Segment Start: Study material

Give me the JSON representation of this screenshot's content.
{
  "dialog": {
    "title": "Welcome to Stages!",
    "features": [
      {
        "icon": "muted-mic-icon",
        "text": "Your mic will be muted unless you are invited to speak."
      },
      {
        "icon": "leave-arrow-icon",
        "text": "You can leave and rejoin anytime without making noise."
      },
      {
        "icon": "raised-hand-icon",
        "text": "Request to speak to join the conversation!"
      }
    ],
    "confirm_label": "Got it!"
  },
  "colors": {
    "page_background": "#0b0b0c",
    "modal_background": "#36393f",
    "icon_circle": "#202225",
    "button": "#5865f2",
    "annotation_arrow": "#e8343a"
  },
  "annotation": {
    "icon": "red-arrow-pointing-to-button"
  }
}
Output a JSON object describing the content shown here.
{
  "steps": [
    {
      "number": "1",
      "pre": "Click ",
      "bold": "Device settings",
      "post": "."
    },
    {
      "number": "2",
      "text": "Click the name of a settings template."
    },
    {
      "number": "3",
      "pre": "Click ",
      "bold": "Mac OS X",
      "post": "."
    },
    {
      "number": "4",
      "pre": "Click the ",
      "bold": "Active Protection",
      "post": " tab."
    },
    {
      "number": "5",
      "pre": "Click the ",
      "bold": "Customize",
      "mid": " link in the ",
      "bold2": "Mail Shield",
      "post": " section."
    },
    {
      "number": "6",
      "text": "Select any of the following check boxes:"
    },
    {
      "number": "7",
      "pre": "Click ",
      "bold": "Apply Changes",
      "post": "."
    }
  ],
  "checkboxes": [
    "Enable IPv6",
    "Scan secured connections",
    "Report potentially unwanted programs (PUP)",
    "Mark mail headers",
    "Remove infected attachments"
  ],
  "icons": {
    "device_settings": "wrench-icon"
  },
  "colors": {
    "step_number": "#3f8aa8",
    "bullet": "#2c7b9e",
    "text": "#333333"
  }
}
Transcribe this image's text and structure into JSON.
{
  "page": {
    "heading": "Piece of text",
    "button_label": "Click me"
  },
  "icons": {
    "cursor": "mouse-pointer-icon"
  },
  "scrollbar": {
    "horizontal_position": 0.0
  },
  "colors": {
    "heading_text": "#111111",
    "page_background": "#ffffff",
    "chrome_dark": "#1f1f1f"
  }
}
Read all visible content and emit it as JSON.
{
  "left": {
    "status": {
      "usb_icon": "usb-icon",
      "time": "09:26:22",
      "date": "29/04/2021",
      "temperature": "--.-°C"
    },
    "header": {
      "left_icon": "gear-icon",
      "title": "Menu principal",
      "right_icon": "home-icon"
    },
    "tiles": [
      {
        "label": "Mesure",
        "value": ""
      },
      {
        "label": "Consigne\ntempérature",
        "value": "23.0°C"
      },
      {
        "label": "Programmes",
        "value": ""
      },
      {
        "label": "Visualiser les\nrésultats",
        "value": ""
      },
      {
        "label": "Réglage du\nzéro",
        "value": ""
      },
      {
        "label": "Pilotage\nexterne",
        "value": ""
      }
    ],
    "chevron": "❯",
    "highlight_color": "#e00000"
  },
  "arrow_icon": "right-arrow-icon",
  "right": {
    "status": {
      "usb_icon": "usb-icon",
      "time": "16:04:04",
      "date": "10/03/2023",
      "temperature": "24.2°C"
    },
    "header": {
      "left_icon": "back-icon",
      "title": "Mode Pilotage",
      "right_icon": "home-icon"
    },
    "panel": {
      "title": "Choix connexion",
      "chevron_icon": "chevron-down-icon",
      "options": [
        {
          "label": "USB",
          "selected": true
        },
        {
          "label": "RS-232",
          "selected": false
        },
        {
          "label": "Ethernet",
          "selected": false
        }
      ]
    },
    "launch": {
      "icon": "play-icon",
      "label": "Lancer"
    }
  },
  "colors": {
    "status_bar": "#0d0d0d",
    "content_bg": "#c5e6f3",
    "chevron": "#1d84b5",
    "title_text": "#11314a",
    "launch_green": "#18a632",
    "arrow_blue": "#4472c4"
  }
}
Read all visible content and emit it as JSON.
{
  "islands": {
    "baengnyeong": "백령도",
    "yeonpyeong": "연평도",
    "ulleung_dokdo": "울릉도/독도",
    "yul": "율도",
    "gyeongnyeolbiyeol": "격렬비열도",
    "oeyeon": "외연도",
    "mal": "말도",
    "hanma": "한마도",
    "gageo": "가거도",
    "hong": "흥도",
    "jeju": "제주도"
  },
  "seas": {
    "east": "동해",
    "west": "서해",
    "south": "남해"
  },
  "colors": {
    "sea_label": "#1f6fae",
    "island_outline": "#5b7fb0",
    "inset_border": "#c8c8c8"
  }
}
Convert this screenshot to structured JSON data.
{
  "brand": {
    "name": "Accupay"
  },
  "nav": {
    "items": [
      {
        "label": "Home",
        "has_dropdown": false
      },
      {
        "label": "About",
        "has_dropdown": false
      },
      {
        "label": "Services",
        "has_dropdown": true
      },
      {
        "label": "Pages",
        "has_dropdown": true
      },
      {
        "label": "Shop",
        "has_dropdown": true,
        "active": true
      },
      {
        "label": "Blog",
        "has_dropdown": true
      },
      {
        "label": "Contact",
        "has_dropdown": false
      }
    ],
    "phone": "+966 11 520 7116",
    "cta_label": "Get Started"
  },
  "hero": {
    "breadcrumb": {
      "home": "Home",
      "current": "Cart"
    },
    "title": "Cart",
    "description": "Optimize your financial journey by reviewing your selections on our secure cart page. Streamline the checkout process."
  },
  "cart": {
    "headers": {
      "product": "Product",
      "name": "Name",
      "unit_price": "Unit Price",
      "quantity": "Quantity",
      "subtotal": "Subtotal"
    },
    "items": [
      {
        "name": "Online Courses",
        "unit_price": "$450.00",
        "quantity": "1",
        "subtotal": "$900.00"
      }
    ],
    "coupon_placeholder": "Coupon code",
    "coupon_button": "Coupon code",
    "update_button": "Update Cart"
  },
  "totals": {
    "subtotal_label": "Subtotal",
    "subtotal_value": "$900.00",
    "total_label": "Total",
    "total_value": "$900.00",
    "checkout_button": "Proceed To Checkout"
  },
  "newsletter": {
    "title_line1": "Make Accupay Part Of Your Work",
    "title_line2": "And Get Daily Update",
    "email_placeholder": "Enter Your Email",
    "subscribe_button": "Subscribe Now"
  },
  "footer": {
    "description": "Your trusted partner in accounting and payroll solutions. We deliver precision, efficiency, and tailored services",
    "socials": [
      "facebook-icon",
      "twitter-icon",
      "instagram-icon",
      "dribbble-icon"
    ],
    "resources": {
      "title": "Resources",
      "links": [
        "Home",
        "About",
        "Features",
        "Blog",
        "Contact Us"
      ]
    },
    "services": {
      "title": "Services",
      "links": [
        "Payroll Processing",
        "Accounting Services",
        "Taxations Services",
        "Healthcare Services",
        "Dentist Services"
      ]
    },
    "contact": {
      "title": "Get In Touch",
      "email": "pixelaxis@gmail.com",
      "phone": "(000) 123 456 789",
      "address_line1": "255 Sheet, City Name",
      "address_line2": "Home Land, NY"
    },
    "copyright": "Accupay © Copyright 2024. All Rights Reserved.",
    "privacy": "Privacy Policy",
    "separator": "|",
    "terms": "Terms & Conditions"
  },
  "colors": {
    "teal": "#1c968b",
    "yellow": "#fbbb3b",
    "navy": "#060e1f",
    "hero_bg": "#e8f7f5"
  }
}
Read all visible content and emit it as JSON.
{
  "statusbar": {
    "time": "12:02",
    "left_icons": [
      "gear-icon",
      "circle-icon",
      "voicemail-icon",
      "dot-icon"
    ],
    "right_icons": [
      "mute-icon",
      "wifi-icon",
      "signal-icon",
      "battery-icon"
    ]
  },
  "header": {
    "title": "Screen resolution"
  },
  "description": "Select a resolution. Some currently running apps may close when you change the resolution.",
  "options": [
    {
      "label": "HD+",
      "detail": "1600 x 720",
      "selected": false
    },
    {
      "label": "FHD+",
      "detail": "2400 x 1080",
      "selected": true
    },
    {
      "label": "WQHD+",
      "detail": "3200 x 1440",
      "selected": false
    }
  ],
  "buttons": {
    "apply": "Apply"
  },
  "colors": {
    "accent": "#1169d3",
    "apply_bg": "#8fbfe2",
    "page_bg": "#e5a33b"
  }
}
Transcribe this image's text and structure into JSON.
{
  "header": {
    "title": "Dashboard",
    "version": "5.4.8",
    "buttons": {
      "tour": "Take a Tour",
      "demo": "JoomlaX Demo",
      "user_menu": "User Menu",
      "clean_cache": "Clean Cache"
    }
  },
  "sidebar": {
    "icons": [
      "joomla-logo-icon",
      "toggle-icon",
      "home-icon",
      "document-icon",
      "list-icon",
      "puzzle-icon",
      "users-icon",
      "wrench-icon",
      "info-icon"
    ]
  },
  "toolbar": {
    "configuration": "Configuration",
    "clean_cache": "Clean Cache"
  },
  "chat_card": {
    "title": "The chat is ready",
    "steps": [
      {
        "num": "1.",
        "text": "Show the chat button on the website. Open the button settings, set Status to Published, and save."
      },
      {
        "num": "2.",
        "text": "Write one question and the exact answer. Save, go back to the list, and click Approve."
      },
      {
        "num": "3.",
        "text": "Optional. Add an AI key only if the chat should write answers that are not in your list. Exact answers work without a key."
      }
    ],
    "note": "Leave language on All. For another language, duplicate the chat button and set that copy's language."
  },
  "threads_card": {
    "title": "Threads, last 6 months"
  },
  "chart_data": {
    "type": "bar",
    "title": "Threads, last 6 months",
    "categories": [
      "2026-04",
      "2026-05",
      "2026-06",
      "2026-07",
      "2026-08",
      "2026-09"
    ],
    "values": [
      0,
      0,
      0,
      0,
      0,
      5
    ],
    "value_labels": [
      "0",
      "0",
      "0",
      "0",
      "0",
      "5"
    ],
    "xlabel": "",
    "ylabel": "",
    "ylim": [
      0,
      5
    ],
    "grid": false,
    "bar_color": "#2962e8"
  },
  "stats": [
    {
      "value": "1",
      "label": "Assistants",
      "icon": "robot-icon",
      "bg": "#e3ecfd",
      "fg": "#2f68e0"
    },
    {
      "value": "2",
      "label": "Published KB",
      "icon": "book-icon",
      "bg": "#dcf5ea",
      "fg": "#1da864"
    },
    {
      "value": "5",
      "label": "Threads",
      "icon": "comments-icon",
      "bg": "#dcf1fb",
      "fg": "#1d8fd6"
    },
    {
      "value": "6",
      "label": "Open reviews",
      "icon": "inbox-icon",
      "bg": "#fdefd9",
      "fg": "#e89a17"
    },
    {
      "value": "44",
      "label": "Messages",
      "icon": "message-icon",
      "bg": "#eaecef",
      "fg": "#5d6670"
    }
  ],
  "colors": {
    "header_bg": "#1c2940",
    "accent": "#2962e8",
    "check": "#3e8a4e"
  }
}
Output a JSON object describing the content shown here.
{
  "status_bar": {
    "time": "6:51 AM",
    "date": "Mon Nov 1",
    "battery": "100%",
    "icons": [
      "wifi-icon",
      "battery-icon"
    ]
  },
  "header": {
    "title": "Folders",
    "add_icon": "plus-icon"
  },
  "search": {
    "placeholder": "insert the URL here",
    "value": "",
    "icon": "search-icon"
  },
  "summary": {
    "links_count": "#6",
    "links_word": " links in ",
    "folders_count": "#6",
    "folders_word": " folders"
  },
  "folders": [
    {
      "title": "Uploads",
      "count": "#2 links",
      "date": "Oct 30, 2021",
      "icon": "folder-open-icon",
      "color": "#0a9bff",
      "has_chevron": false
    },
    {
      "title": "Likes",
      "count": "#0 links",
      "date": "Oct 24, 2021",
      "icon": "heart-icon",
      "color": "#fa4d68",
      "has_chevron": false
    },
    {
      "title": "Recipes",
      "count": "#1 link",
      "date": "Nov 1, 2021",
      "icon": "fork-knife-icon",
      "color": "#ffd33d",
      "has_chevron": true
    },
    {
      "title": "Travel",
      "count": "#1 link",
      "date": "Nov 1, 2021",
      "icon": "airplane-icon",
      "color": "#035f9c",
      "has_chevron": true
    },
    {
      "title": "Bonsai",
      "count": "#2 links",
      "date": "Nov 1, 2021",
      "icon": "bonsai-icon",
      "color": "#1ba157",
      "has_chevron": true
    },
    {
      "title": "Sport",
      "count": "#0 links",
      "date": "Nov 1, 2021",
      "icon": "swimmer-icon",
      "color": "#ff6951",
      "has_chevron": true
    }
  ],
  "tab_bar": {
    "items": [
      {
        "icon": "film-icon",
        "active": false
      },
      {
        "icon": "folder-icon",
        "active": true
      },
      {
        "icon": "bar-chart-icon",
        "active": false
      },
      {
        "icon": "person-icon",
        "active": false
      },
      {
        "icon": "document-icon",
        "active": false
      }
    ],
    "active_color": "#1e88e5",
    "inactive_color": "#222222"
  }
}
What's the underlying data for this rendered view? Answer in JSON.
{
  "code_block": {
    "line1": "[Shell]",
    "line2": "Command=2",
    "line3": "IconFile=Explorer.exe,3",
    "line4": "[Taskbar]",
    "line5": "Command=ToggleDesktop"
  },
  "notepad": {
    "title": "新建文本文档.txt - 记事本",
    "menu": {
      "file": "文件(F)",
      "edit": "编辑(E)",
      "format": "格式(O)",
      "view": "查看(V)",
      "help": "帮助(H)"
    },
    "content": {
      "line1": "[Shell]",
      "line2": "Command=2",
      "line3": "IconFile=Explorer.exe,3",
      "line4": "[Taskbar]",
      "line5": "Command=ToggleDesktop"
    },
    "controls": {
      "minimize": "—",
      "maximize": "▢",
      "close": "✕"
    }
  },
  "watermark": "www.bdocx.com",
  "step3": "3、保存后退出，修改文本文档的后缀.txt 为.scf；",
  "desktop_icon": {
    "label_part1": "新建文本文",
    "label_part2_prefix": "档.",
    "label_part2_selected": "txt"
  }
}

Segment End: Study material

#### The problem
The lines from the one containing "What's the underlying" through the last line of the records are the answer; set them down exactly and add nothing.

#### Result below
What's the underlying data for this rendered view? Answer in JSON.
{
  "code_block": {
    "line1": "[Shell]",
    "line2": "Command=2",
    "line3": "IconFile=Explorer.exe,3",
    "line4": "[Taskbar]",
    "line5": "Command=ToggleDesktop"
  },
  "notepad": {
    "title": "新建文本文档.txt - 记事本",
    "menu": {
      "file": "文件(F)",
      "edit": "编辑(E)",
      "format": "格式(O)",
      "view": "查看(V)",
      "help": "帮助(H)"
    },
    "content": {
      "line1": "[Shell]",
      "line2": "Command=2",
      "line3": "IconFile=Explorer.exe,3",
      "line4": "[Taskbar]",
      "line5": "Command=ToggleDesktop"
    },
    "controls": {
      "minimize": "—",
      "maximize": "▢",
      "close": "✕"
    }
  },
  "watermark": "www.bdocx.com",
  "step3": "3、保存后退出，修改文本文档的后缀.txt 为.scf；",
  "desktop_icon": {
    "label_part1": "新建文本文",
    "label_part2_prefix": "档.",
    "label_part2_selected": "txt"
  }
}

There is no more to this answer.